The federal and Ontario governments will receive preferred and common shares in a recapitalized General Motors Corp., in return for providing a portion of the auto maker's debt financing the company said in a regulatory filing today.
GM has reached a deal with its debt holders to also take a stake in the company if they support a plan to split the company in a so-called 363 bankruptcy protection filing that hives off some assets to be liquidated, while other assets form the basis of the recapitalized entity, the filing said.
Debt holders will get as much as 15 per cent in the new company, compared with a previous offer of 10 per cent in return for swapping $27-billion (U.S.) in debt.
The filing does not reveal what percentage the Canadian governments will receive in the new company.
Ontario Finance Minister Dwight Duncan would not comment on Canadian taxpayers' ownership of equity in GM.
“The truth is that these discussions are still going on,” Mr. Duncan told reporters on Thursday. “There's too many moving parts in this.”
He said he is optimistic about the future of General Motors in Canada, even if, as expected, the company files for bankruptcy protection.
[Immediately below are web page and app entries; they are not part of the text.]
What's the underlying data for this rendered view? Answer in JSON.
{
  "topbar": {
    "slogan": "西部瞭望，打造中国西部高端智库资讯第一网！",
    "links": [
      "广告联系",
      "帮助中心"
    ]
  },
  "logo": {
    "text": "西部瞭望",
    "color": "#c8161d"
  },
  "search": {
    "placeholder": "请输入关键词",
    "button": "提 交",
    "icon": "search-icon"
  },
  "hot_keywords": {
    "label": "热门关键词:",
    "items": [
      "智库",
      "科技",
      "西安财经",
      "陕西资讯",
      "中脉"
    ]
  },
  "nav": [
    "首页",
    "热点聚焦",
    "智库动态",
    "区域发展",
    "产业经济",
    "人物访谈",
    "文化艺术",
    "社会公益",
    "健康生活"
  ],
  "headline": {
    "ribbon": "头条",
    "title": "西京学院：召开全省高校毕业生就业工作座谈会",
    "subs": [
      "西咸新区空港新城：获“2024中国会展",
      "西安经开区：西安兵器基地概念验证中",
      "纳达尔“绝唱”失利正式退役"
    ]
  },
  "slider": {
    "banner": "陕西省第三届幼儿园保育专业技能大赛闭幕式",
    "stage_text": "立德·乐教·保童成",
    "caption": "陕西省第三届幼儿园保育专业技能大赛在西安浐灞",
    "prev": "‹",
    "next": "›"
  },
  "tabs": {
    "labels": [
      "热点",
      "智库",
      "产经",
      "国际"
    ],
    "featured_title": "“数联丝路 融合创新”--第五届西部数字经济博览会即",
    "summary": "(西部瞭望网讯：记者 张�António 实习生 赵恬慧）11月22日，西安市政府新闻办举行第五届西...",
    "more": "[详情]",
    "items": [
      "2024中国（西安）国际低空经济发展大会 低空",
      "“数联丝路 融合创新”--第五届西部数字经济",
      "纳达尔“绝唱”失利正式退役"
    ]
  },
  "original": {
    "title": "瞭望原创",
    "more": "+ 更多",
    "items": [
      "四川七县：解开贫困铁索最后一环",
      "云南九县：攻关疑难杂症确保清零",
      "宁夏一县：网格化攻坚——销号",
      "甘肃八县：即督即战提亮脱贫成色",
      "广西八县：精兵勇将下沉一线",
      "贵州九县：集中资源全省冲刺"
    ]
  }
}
The restructuring deal will give Canada a chance to start again and rebuild the industry, he said.
“I am optimistic that we will continue to have a viable presence of GM in Oshawa, in St. Catharines, in Ingersoll and that we will protect the footprint of the industry in Ontario,” he said. “It will be very different, it may not be as large as it was at one time.”